John Barleycorn was dead.
But the cheerfu’ spring came kindly on,
And show’rs began to fall;
John Barleycorn got up again,
And sore surprised them all.
The sultry suns of summer came,
And he grew thick and strong;
His head weel armed wi’ pointed spears,
That no one should him wrong.
The sober autumn entered mild,
When he grew wan and pale;
His bending joints and drooping head
Showed he began to fail.
His colour sickened more and more,
He faded into age;
And then his enemies began
To show their deadly rage.
They’ve ta’en a weapon long and sharp,
And cut him by the knee;
Then tied him fast upon a cart,
Like a rogue for forgerie.
They laid him down upon his back,
And cudgelled him full sore;
They hung him up before the storm,
And turned him o’er and o’er.
They filled up a darksome pit
With water to the brim;
They heaved in John Barleycorn,
There let him sink or swim.
They laid him out upon the floor,
To work him farther woe,
And still, as signs of life appeared,
They tossed him to and fro.
They wasted, o’er a scorching flame,
The marrow of his bones;
But a miller used him worst of all,
For he crushed him ‘tween two stones.
And they hae ta’en his very heart’s blood,
And drank it round and round;
And still the more and more they drank,
Their joy did more abound.
John Barleycorn was a hero bold,
Of noble enterprise;
For if you do but taste his blood,
‘Twill make your courage rise;
‘Twill make a man forget his woe;
‘Twill heighten all his joy:
‘Twill make the widow’s heart to sing,
Tho’ the tear were in her eye.
Then let us toast John Barleycorn,
Each man a glass in hand;
And may his great posterity
Ne’er fail in old Scotland!
Ah, the numerical beers.

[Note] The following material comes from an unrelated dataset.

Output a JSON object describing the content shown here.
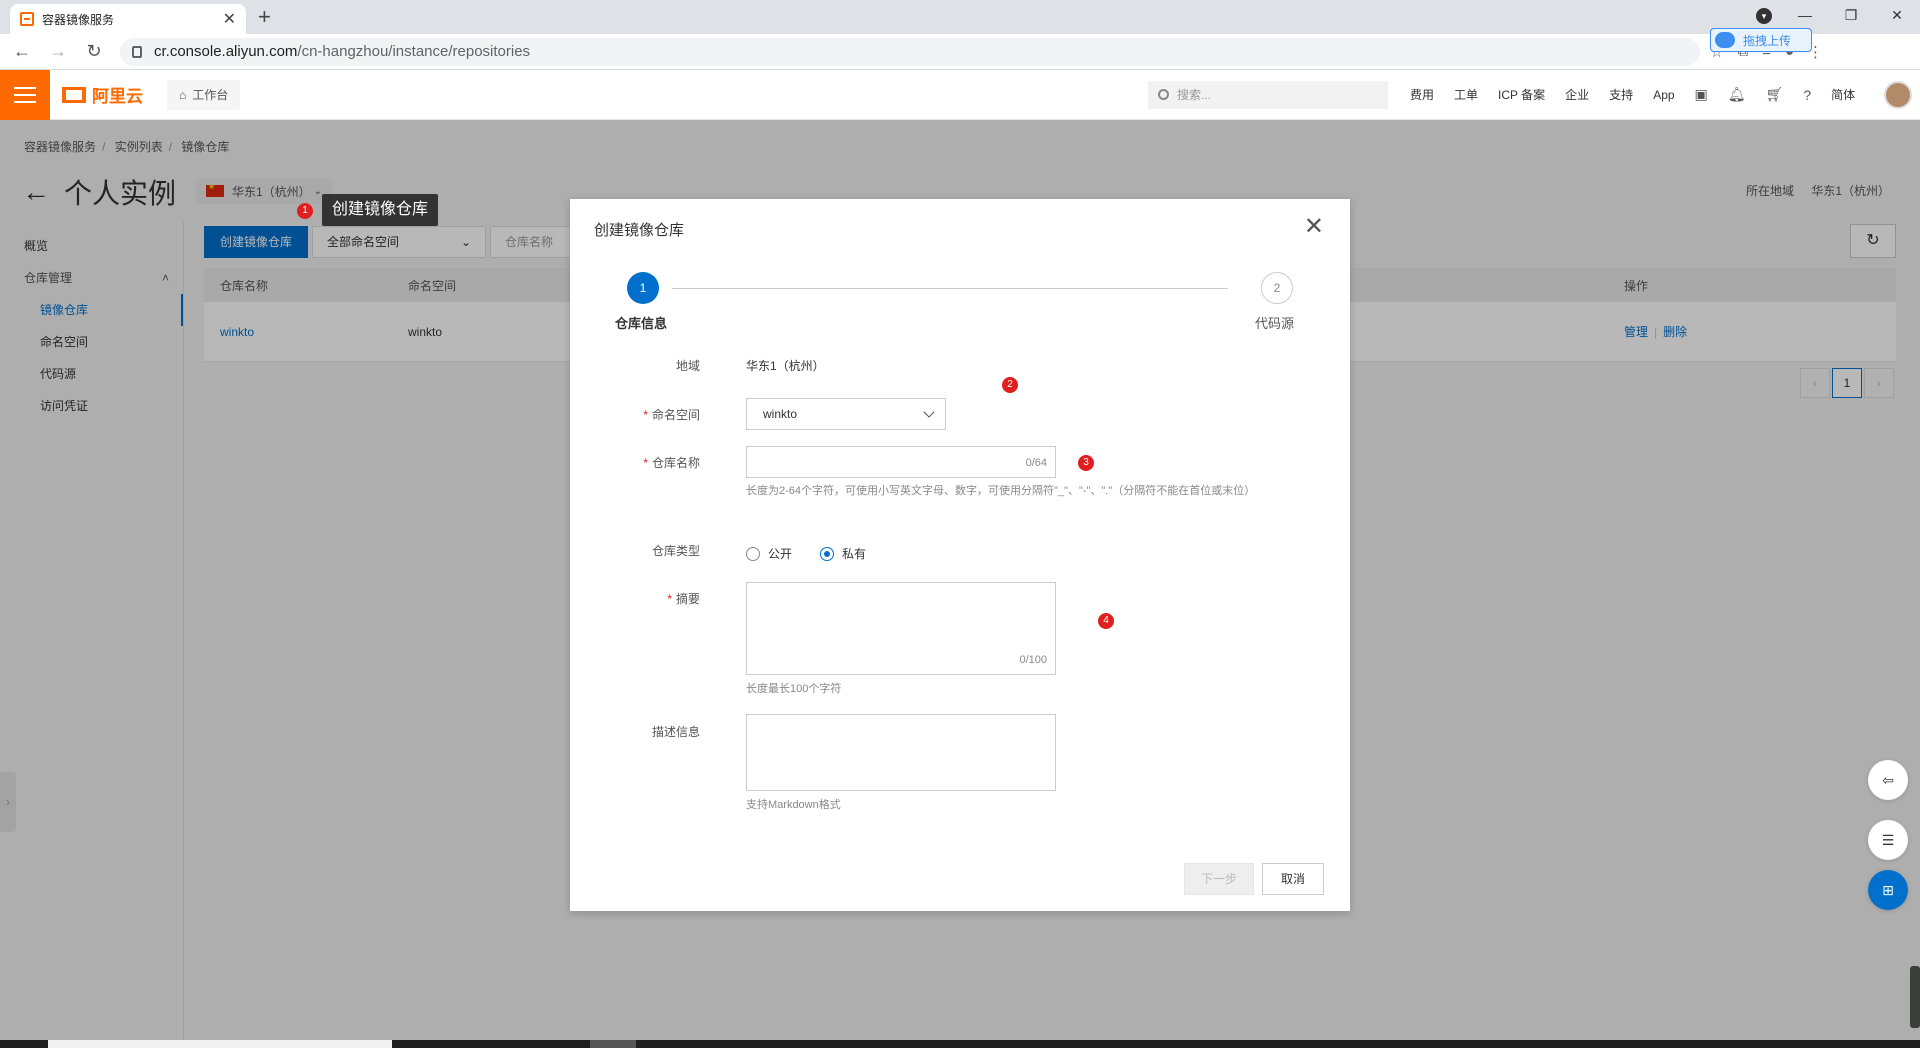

First there was Goose Island’s 312. After being acquired by ABI, they proceeded to file trademark applications for many other metropolitan area codes, leaving many to speculate that they’d start doing locally themed area code beers. When the overlooked the San Luis Obispo / Paso Robles area code, Firestone Walker snapped up, almost as a joke, and started producing 805. It may have started out as a humorous idea, but it’s become one of their best-selling beers in their home market. Golden Road, who’s down the road in Los Angeles, named one of their beers 329, not for an area code, but for the average number of days that L.A. gets sunshine each year.
So they threw down about the area code beers in a musical parody entitled (Beers with) Area Codes, a spoof of Ludacris’ Area Codes (feat. Nate Dogg). The video features co-founder Meg Gill, and some of her brewery team, as they call out Matt Brynildson by name, and humorously dis his 805. Golden Road’s brewer Jesse Houck (who used to brew at Drake’s and 21st Amendment) can also seen briefly in a cameo. At the end, they give a shout out to other area codes, which at first sound made up, but they do mention my 707, so maybe not. All in all, a pretty funny music video.
Today’s beer film is a 2009 music video by the band People Under the Stairs, a hip hop duo from L.A. As an old white suburban dude, it’s not a style of music in heavy rotation on my iPod, but give it a listen and watch the video. Part of it was shot at the Odell brewery in Fort Collins, Colorado. The song is pretty catchy, and while it starts out with the typical stuff about getting drunk and malt liquor, keep listening. They drop quite a few references to better beer. While they do name drop such hipster brands as OE and PBR, I heard several mentions of craft beer and Belgian imports. See if you can pick them out? I counted nine. Did I miss any?